Soon it started raining and we had to cut short our cave exploration. We had a late flight to catch and so we decided to utilize the time we had watching a movie in Bhawani mall in Bhubaneshwar. The movie was not that great but we loved the idea of watching a movie in a new, unexplored city and thought maybe it would be a good idea in the future as well. Dusk descended when our movie ended and we started out for Bhubaneshwar airport. The next four hours were spent in the airport since our flight got delayed but it gave us ample time to retrospect on our small trip and how enjoyable it had turned out although planned impromptu.
There was a tinge of melancholy in the mild winter breeze that brushed past my cheeks. The distant music, the misty morning, the sunlight permeating through the haze, all evoked a strange emotion, a strange longing for a distant land, a long forgotten land. The tantalizing orange scent mischievously kissed my nose tip and lured me to tread into the long forgotten land. The wind caressed my cheeks and I curled up to the unexpected warmth of the winter morning which enshrouded me in a protective embrace. What do I yearn for? What is it that makes me feel unfulfilled despite the satiety of life. I challenged myself with these sombre thoughts. The cottony clouds in the sky spell an omen but I refused to give up to the gloom. I searched fervently for that one streak of hope. I dared to be defiant. The silly childhood games, the unmarred happiness of yore is a bleak memory now but sometimes a strange nostalgia creeps in when I come across that known whiff, which takes me back in times, to ...

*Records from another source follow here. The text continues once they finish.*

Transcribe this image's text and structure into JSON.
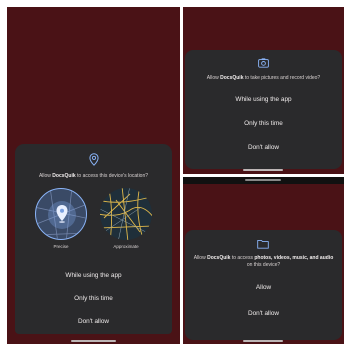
{
  "location": {
    "prompt_pre": "Allow ",
    "app_name": "DocsQuik",
    "prompt_post": " to access this device's location?",
    "precise_label": "Precise",
    "approximate_label": "Approximate",
    "options": [
      "While using the app",
      "Only this time",
      "Don't allow"
    ]
  },
  "camera": {
    "prompt_pre": "Allow ",
    "app_name": "DocsQuik",
    "prompt_post": " to take pictures and record video?",
    "options": [
      "While using the app",
      "Only this time",
      "Don't allow"
    ]
  },
  "media": {
    "prompt_pre": "Allow ",
    "app_name": "DocsQuik",
    "prompt_mid": " to access ",
    "prompt_bold": "photos, videos, music, and audio",
    "prompt_post": " on this device?",
    "options": [
      "Allow",
      "Don't allow"
    ]
  },
  "colors": {
    "background": "#4a1216",
    "sheet": "#2a2a2c",
    "accent": "#8ab4f8"
  },
  "icons": [
    "location-pin-icon",
    "camera-icon",
    "folder-icon"
  ]
}
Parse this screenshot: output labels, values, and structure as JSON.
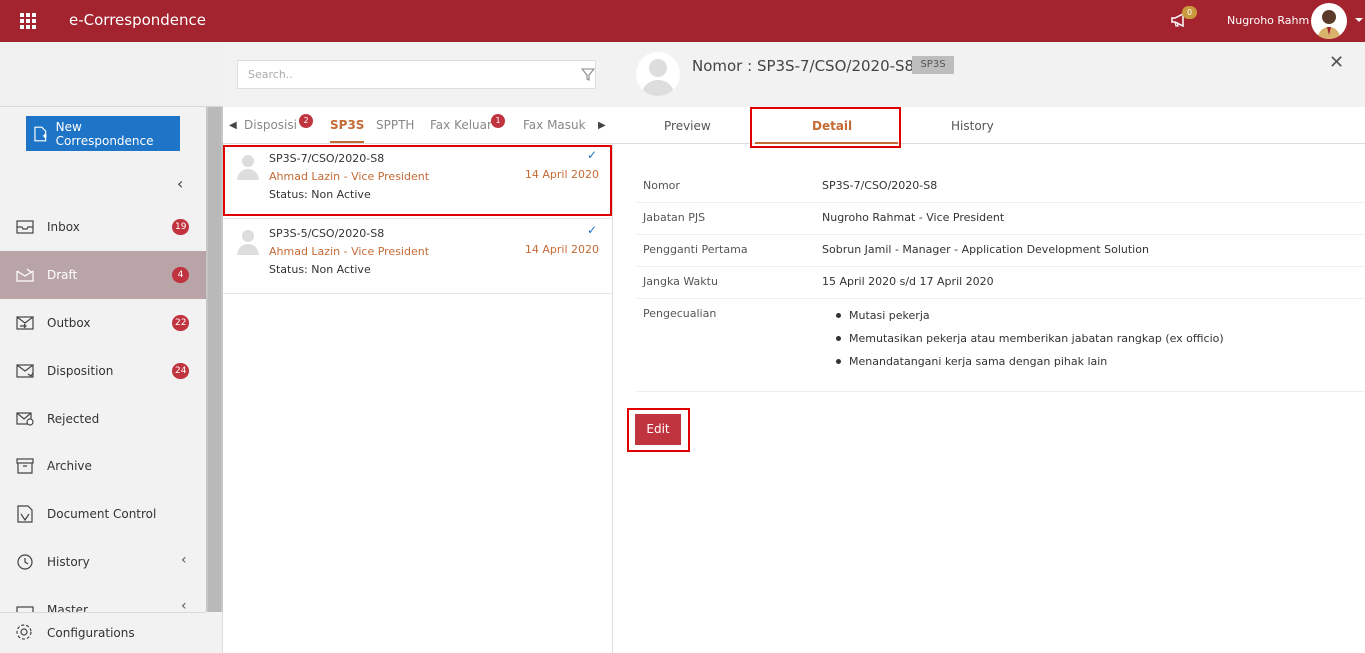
{
  "header": {
    "app_title": "e-Correspondence",
    "notification_count": "0",
    "user_name": "Nugroho Rahm"
  },
  "sidebar": {
    "new_button": "New Correspondence",
    "items": [
      {
        "label": "Inbox",
        "badge": "19",
        "icon": "inbox-icon"
      },
      {
        "label": "Draft",
        "badge": "4",
        "icon": "draft-icon"
      },
      {
        "label": "Outbox",
        "badge": "22",
        "icon": "outbox-icon"
      },
      {
        "label": "Disposition",
        "badge": "24",
        "icon": "disposition-icon"
      },
      {
        "label": "Rejected",
        "badge": "",
        "icon": "rejected-icon"
      },
      {
        "label": "Archive",
        "badge": "",
        "icon": "archive-icon"
      },
      {
        "label": "Document Control",
        "badge": "",
        "icon": "document-control-icon"
      },
      {
        "label": "History",
        "badge": "",
        "icon": "history-icon"
      },
      {
        "label": "Master",
        "badge": "",
        "icon": "master-icon"
      }
    ],
    "config_label": "Configurations"
  },
  "middle": {
    "search_placeholder": "Search..",
    "tabs": [
      {
        "label": "Disposisi",
        "badge": "2"
      },
      {
        "label": "SP3S",
        "badge": ""
      },
      {
        "label": "SPPTH",
        "badge": ""
      },
      {
        "label": "Fax Keluar",
        "badge": "1"
      },
      {
        "label": "Fax Masuk",
        "badge": ""
      }
    ],
    "cards": [
      {
        "number": "SP3S-7/CSO/2020-S8",
        "from": "Ahmad Lazin - Vice President",
        "status": "Status: Non Active",
        "date": "14 April 2020"
      },
      {
        "number": "SP3S-5/CSO/2020-S8",
        "from": "Ahmad Lazin - Vice President",
        "status": "Status: Non Active",
        "date": "14 April 2020"
      }
    ]
  },
  "detail": {
    "title": "Nomor : SP3S-7/CSO/2020-S8",
    "tag": "SP3S",
    "tabs": [
      "Preview",
      "Detail",
      "History"
    ],
    "rows": [
      {
        "label": "Nomor",
        "value": "SP3S-7/CSO/2020-S8"
      },
      {
        "label": "Jabatan PJS",
        "value": "Nugroho Rahmat - Vice President"
      },
      {
        "label": "Pengganti Pertama",
        "value": "Sobrun Jamil - Manager - Application Development Solution"
      },
      {
        "label": "Jangka Waktu",
        "value": "15 April 2020 s/d 17 April 2020"
      }
    ],
    "exception_label": "Pengecualian",
    "exceptions": [
      "Mutasi pekerja",
      "Memutasikan pekerja atau memberikan jabatan rangkap (ex officio)",
      "Menandatangani kerja sama dengan pihak lain"
    ],
    "edit_button": "Edit"
  },
  "colors": {
    "brand": "#a3232f",
    "accent": "#c36a35",
    "primary_button": "#1e74c6",
    "badge": "#c0343f"
  }
}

Lakhani's misty eyes stared out of the window at oblivion. Batasi, her home was far away. The splashing rain on the window sill, the pittter patter on the tin shed and the melancholy around her, all engulfed her in a smothering hug. Lakhani from Batasi, longed for her home, her home in a faraway land. She longed for the azure sky, longed for the paddy fields, a splash in the pond, a game of "gilli danda" with the other village urchins and the torn pallu of her mother's cotton saree which she would wrap around her fingers at night, cuddle and fall asleep. The fragrance of spices and mustard oil and her mother's sweet body odour still lingered around her and cajoled her to sleep during the lonely nights.
Lakhani still remembers the stormy night when her mother had shivered with fever scalding her entire body, sweat drops on her forehead and her parched lips. Her mother had groaned the entire night and when daylight streamed into the solitary room of their mud hous...
"You have been matched" the ride-sharing app on Swati's phone declared. The name made her heart skip a beat, her hands started sweating profusely like it always does when she is disturbed and agitated. "You are sharing your ride with Shekhar Sharma"- the app declared. The irony of being matched with Shekhar almost made her laugh. Life could not match them, destiny could not match them and yet the ride-sharing app had somehow managed to match the two very unmatchable souls, it was ironically hilarious. If good sense had prevailed Swati would have cancelled the trip. Afterall it was just a matter of a click but she could not resist a strong debilitating urge to get a glimpse of the man, the man who at one point of time meant so much to her. Swati no longer loved him but at times was curious to know where he was, what he was up to. Swati stared at the name that was displayed on the app on her phone with distaste. The hatred in her heart for this man was unadulter...